Swati, my colleague, pointed to a bare white tree that we drove past. Bhaskar knew it, of course. He told us that the bark of the tree changed colour at least three times a year. My knowledge of botany (incorrect, as it turned out) kicked in unexpectedly. “It’s the Naked Lady of the Forest,” I said and turned to Bhaskar, adding half in jest, “Why is it called the naked lady and not a naked man?” Bhaskar’s reply was prompt: “It’s the king who decides—and what are we to say?” It was only days later that I realised I was wrong. The tree was the Ghost Tree, Sterculia urens. Bhaskar hadn’t known either.

The serious wildlife lessons, meanwhile, were also getting interspersed with other juicy gossip—about tour operators from Nagpur and beyond, the resort owners around Tadoba and their rich clientele, wildlife researchers and their research, forest staff and their difficult life in the wilds, and how the new reserve director was a good fellow and how his predecessor was shunted out because of differences with the boss in Nagpur. (Now you know why I’ve called Bhaskar, Bhaskar!)

And, finally, about the halkat. We were on the last leg of that morning safari and Bhaskar had been telling us how the forest had so many different things to offer. “I don’t understand,” he said, “why tourists are interested only in the tiger.” As if on cue, a bright yellow Maruti Gypsy appeared around the bend by the stream. “These,” said Bhaskar, as they went by, “are the halkat tourists of Tadoba. They’re after the tiger as if their life depends on it. And look at that vehicle—do you go into a forest with a vehicle that colour?”

Tailpiece 1: Gossip is a wild sword that swings free in the wind. If on your next trip to Tadoba you hear stories of a group of tourists that was less interested in tigers and more in gossip, please let me know at
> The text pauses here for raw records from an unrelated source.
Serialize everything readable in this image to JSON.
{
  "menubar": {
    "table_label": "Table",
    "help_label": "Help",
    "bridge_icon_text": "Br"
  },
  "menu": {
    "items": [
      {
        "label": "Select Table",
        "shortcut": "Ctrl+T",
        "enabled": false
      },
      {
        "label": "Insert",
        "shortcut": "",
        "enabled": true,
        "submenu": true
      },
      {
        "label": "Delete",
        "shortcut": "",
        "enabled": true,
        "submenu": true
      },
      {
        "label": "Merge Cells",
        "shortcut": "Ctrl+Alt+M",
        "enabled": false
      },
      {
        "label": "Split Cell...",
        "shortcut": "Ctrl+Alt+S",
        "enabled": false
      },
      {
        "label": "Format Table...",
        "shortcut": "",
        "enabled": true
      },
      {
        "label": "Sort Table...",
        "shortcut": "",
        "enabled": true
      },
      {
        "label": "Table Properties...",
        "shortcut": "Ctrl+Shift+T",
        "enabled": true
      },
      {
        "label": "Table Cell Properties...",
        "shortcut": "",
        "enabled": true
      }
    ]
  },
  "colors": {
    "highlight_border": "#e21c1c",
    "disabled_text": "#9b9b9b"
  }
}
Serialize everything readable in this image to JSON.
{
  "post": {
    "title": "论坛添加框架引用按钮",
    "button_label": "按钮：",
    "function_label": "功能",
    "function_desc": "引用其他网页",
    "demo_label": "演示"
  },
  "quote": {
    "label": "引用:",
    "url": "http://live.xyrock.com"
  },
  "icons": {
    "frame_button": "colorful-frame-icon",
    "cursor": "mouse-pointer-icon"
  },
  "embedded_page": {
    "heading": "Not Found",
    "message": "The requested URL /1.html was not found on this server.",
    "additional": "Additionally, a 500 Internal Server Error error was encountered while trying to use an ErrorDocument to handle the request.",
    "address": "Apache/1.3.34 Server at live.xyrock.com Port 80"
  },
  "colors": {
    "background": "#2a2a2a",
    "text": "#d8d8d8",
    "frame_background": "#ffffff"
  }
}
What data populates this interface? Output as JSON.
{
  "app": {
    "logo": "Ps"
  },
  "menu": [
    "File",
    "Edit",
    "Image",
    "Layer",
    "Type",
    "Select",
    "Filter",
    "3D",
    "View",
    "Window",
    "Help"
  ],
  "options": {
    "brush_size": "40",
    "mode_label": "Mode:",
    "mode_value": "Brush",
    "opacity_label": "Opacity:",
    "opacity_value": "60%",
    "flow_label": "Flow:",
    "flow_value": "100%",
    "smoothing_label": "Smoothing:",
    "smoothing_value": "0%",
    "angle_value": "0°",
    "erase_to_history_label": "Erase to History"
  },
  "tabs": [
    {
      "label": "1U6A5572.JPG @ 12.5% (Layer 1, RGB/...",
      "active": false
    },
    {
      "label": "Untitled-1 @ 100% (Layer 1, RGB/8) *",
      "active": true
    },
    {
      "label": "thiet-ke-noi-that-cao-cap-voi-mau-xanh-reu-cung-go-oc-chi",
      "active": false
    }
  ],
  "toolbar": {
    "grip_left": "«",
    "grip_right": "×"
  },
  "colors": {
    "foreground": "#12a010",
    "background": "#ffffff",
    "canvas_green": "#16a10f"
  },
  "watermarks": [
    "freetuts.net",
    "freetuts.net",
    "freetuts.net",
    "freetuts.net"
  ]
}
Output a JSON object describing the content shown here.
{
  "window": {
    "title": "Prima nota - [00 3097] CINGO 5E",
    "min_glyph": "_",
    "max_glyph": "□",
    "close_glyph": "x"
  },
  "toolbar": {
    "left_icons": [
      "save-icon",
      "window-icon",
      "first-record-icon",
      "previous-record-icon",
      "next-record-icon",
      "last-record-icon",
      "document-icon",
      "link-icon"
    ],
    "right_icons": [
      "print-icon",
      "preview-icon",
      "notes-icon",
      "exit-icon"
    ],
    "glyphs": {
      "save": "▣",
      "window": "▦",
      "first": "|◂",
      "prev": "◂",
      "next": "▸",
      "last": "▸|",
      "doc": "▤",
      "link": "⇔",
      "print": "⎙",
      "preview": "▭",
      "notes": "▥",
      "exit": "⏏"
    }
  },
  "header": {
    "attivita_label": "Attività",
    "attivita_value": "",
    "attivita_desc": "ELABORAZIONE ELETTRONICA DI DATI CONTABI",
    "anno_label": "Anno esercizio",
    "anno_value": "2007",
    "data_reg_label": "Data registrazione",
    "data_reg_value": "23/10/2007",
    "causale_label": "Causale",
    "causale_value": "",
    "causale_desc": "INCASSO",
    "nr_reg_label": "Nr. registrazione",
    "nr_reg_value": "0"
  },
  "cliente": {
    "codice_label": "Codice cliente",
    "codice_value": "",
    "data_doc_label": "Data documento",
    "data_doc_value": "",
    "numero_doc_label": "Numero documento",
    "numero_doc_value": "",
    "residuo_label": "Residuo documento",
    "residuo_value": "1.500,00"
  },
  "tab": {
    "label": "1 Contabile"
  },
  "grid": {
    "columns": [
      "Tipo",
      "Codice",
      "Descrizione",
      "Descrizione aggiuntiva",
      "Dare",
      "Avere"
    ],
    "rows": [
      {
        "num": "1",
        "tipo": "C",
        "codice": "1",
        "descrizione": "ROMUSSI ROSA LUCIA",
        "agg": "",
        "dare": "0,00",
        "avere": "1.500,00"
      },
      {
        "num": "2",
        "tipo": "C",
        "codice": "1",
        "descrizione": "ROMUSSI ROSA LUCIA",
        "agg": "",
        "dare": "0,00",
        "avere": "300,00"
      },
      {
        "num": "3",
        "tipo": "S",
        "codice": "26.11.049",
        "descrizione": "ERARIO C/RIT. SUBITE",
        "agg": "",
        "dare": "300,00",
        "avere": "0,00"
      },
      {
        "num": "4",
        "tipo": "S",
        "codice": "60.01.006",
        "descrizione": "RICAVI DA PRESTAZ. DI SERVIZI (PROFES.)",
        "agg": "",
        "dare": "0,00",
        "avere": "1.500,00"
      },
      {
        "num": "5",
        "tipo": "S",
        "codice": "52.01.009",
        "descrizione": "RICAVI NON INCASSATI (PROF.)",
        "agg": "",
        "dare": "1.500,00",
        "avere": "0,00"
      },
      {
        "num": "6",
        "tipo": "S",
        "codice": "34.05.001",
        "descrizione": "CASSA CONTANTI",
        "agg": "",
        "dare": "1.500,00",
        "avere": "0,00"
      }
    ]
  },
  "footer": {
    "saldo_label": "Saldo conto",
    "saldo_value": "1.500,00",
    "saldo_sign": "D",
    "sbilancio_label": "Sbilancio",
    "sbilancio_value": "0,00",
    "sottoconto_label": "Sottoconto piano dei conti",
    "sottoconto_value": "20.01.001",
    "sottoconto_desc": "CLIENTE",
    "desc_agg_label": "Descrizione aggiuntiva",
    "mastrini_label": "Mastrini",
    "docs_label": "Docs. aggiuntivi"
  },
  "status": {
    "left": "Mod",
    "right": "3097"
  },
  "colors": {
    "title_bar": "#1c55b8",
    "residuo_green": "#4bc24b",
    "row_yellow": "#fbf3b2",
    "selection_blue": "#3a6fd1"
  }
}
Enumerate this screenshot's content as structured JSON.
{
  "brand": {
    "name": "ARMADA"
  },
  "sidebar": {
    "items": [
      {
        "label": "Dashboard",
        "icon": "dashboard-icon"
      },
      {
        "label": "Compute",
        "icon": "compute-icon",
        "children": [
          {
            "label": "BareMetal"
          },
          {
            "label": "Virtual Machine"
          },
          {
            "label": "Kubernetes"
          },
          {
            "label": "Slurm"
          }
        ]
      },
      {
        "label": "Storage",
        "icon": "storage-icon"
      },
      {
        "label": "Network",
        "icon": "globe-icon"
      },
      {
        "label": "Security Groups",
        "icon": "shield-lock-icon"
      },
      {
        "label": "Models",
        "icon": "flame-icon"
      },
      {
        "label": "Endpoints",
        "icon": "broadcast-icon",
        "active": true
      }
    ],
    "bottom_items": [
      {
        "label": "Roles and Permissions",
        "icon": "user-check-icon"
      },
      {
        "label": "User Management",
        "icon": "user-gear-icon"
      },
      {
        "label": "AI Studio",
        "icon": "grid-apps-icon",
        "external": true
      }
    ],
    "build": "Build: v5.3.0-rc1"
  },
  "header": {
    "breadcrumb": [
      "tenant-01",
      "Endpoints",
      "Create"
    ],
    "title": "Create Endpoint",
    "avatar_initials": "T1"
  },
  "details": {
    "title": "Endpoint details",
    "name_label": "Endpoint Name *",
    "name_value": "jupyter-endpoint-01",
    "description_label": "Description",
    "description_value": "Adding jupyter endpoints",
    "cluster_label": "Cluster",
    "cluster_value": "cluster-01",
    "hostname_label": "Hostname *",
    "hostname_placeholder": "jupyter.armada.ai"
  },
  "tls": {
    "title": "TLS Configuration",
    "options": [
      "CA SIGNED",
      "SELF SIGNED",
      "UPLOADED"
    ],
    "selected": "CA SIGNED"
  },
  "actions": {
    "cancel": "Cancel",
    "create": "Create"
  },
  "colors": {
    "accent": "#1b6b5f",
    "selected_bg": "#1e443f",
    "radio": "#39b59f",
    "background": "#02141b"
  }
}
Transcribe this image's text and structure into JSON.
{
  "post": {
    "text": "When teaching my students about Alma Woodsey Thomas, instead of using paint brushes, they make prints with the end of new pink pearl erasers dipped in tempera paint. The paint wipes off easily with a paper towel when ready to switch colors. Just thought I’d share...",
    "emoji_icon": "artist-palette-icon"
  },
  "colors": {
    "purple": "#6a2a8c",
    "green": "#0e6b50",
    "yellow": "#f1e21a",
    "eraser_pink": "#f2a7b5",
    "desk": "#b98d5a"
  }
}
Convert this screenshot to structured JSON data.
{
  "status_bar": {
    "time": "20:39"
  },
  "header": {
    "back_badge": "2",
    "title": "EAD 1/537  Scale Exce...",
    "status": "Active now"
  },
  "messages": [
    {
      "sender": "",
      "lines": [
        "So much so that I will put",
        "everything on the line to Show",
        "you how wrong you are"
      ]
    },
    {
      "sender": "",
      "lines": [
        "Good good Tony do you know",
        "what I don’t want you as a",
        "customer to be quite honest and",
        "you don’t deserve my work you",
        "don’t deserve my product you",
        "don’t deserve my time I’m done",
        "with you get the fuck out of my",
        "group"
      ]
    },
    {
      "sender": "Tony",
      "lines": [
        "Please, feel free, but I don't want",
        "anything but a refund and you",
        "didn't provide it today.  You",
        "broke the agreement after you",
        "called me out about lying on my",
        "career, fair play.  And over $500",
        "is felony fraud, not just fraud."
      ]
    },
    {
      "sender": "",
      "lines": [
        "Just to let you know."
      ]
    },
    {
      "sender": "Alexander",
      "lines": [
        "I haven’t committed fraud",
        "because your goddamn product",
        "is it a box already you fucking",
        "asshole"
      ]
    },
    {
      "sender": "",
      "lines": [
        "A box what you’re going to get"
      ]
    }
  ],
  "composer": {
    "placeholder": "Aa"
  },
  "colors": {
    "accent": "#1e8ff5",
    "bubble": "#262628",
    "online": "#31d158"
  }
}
Tailpiece 2: We didn’t see the tiger during our two-day stay at Tadoba; other halkat tourists did.